paul watt (paw) wrote:
Valid for what?
Good question. From what I've read, I'm guessing that Ron is talking about the age-old question of "martial effectiveness."
Ron has specific goals from aikido and in my mind legitimate doubts that the training method in the dojo he's in will help him reach those goals.
I agree -- his doubts are perfectly legitimate.
My questions above were more aimed at whether Ron is willing to change his thoughts about aikido's training methods or if he's on a one-track mission to "prove" aikido's training methods wrong...
Personally, I think that the training method as used in aikido does work as far as it producing martially effective people. Of course, that doesn't mean it can't stand a bit of self reflection nor changes.
To close, I'd like to quote Karl Friday from his book, "Legacies of the Sword" where he talks about his thoughts on the different training methods of sparring and kata:
Karl Friday wrote:
Proponents of sparring and the competitions that developed concomitantly argued that pattern practice alone cannot develop the seriousness of purpose, the courage, decisiveness, aggressiveness, and forbearance vital to true mastery of combat. Such skills, they said, can be fostered only by contesting with an equally serious opponent, not by dancing through kata. Pattern practice, moreover, forces students to pull their blows and slow them down, so they never develop their speed and striking power. Competition, it was argued, is also needed to teach students how to read and respond to an opponent who is actually trying to strike them.
Kata purists, on the other hand, retorted that competitive sparring does not produce the same state of mind as real combat and is not, therefore, any more realistic a method of training than pattern practice. Sparring also inevitably requires rules and modifications of equipment that move trainees even further away from the conditions of duels and/or the battlefield. Moreover, sparring distracts students from the mastery of the kata and encourages them to develop their own moves and techniques before they have fully absorbed those of the ryuha.
The controversy persists today, with little foreseeable prospect of resolution. It is important for our purposes here to note that it represents a divergence in philosophy that transcends the label of "traditionalists versus reformers" sometimes applied to it. In the first place, the conflict is nearly 300 years old, and the "traditionalist" position only antedates the "reformist" one by a few decades. In the second, advocates of sparring maintain that their methodology is actually closer to that employed in Sengoku and early Tokugawa times than is kata-only training. And in the third place, modern cognate martial arts schools -- the true reformists -- are divided over this issue: Judo relies exclusively on sparring to evaluate students, while aikido tests only by means of kata, and kendo uses a combination of kata and sparring in its examinations.
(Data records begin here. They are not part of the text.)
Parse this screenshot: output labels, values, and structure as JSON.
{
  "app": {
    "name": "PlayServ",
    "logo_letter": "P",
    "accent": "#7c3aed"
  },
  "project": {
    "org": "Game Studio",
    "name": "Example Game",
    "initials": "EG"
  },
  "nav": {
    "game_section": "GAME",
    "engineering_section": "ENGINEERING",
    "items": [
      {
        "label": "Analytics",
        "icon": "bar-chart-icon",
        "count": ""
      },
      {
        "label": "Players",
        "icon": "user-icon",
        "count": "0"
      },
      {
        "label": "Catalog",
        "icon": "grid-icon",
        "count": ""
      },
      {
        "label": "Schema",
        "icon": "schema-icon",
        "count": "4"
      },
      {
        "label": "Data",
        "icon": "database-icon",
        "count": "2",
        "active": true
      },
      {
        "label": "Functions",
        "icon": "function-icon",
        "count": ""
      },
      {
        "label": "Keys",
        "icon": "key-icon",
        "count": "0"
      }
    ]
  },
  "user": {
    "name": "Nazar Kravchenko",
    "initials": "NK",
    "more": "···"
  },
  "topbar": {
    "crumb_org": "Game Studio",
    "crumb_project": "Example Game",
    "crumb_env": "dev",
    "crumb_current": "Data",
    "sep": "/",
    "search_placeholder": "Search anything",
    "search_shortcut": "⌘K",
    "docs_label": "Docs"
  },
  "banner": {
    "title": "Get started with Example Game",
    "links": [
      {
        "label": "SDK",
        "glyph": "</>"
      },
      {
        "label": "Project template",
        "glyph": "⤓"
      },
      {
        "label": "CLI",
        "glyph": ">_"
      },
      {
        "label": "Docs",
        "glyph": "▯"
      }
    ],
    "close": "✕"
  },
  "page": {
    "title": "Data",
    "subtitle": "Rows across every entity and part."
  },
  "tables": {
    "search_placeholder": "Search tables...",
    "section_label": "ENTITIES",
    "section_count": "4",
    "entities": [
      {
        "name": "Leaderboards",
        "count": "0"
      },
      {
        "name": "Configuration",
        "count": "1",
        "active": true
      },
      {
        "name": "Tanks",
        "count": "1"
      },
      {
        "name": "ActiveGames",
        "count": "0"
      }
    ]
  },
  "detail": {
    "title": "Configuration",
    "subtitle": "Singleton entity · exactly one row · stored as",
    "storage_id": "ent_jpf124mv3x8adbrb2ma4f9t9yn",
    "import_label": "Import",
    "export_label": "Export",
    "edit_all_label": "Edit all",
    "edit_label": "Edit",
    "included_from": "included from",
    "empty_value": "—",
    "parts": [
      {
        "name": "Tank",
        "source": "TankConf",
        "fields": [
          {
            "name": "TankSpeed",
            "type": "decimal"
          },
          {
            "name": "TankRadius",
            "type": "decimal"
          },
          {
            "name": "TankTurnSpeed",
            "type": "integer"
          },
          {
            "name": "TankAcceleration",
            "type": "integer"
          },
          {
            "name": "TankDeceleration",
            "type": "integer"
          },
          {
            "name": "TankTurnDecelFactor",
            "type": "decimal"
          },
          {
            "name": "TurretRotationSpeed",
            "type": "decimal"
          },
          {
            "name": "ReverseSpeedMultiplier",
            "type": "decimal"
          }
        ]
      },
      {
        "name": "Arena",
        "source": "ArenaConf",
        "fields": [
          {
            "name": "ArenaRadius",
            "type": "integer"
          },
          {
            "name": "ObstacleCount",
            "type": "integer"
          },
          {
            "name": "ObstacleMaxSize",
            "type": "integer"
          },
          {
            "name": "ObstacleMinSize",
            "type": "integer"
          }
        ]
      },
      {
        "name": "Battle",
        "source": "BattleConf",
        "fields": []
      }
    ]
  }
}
In any event, one must be careful not to make too much of the quarrels surrounding pattern practice, for the disagreements are disputes of degree, not essence. All of the traditional ryuha that survive today utilize kata as their central form of training. None has abandoned it or subordinated it to other teaching techniques.
Phew. That was longer than I thought, but I think it contains a lot of good thoughts on this subject. He devotes an entire section on "kata and pattern practice" (pp 102-119) which is too long to repeat here but recommended for people interested in why many koryu arts including Kashima Shinryu (which the book is about) rely heavily and sometimes even solely upon kata training.
PS: Diane Skoss also has a good piece on kata training on this very site here